So what does introversion and extroversion tell us about ourselves when it comes to the workplace and interpersonal relationships? The interesting thing is it may not be readily apparent if someone is an introvert or extrovert, although it has certainly become more socially acceptable to let people know which one you are as a way to help smooth along the process of learning to work together. However, it is import not to take your natural preference and wear it like a label, using it to excuse certain behaviors, like talking too much or not talking at all.

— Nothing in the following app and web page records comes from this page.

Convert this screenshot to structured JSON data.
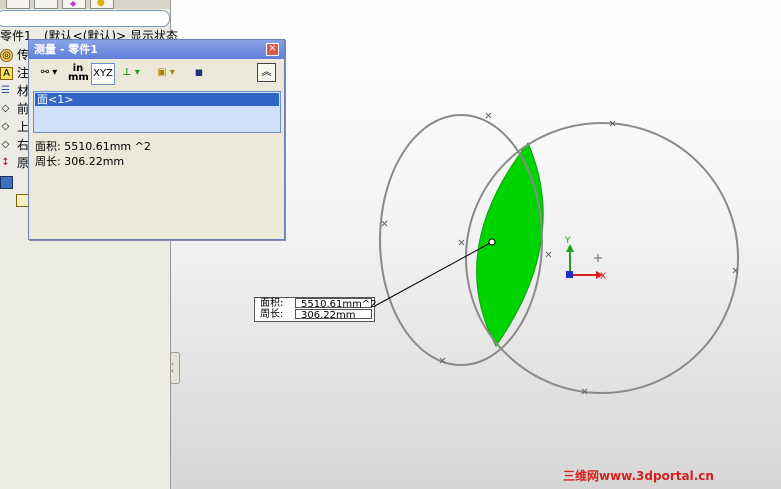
{
  "feature_tree": {
    "root_label": "零件1",
    "root_config": "(默认<(默认)> 显示状态",
    "items": [
      {
        "label": "传",
        "icon": "sensor-icon"
      },
      {
        "label": "注",
        "icon": "annotation-icon"
      },
      {
        "label": "材",
        "icon": "material-icon"
      },
      {
        "label": "前",
        "icon": "plane-icon"
      },
      {
        "label": "上",
        "icon": "plane-icon"
      },
      {
        "label": "右",
        "icon": "plane-icon"
      },
      {
        "label": "原",
        "icon": "origin-icon"
      }
    ]
  },
  "measure_dialog": {
    "title": "测量 - 零件1",
    "unit_label_top": "in",
    "unit_label_bottom": "mm",
    "xyz_label": "XYZ",
    "selection": [
      "面<1>"
    ],
    "results": {
      "area": "面积: 5510.61mm ^2",
      "perimeter": "周长: 306.22mm"
    }
  },
  "callout": {
    "area_label": "面积:",
    "area_value": "5510.61mm^2",
    "perimeter_label": "周长:",
    "perimeter_value": "306.22mm"
  },
  "triad": {
    "x": "X",
    "y": "Y"
  },
  "watermark": "三维网www.3dportal.cn",
  "colors": {
    "selected_face": "#00d400",
    "dialog_title": "#6d8be0",
    "selection_highlight": "#3166c6",
    "watermark": "#d62020"
  }
}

As someone who is a “raging extrovert” I recognized this had drawbacks. While I am comfortable speaking in public, mingling in groups and building comfortable one-on-one interactions with others, extroversion can have its drawbacks as well. I can take up a lot of “space” if I am not careful. I can provide too much information too fast for others to be able to digest and respond to. My body language is expressive, which adds to the information overload. If you watch a raging extrovert in the throws of unawareness you may actually (subtly) see the people around her/him physically shrink back (sit back in their seat, cross their arms, stop making eye contact, etc.). Extroverts can be very charismatic and it is easy to know where you stand when you are speaking/working/living with one, but it carries a measure of accountability with it. With great power comes great responsibility; manage it for all its benefits, but be aware there are disablers as well.
Similarly introverts can build capabilities that allow them to comfortably do many of the same things extroverts do, albeit with a measure of energy cost to them. They can speak powerfully in public (check out Susan Cain’s TEDTalk https://www.ted.com/speakers/susan_cain), introverts can “work a room” and build strong relationships. But some introverts may choose to opt out of being participative in meetings, being present but not really “there”. If you tell people enough times you are an introvert they will eventually stop calling for your opinion in meetings or engaging you in important discussions, which can also be a disabler to career and overall well being. Introverts are typically strong listeners, picking up on subtexts and nuances in meetings that others (who may be more directly engaged in debate) may not. However, this is only useful if, as an introvert, you can voice it in a meaningful way that helps the participants to see when they are speaking about exactly the same thing just in different ways (as an example). As with extroversion, introverts also need to be mindful that with great power comes great responsibility.
Introversion and extroversion are key components to self-expression that help us (and others) to understand how we may most comfortably express ourselves. Both can be powerful tools in fostering strong interpersonal relationships that enable others to see our authentic selves and build supportive relationships.
You can hear Carleen speak at the Institute of Professional Management Annual Conference in Ottawa on April 16th On “Women in the Workplace; Why Gender Diversity Program Fail To Meet Targets” (http://www.workplace.ca/events/event.php?id=164).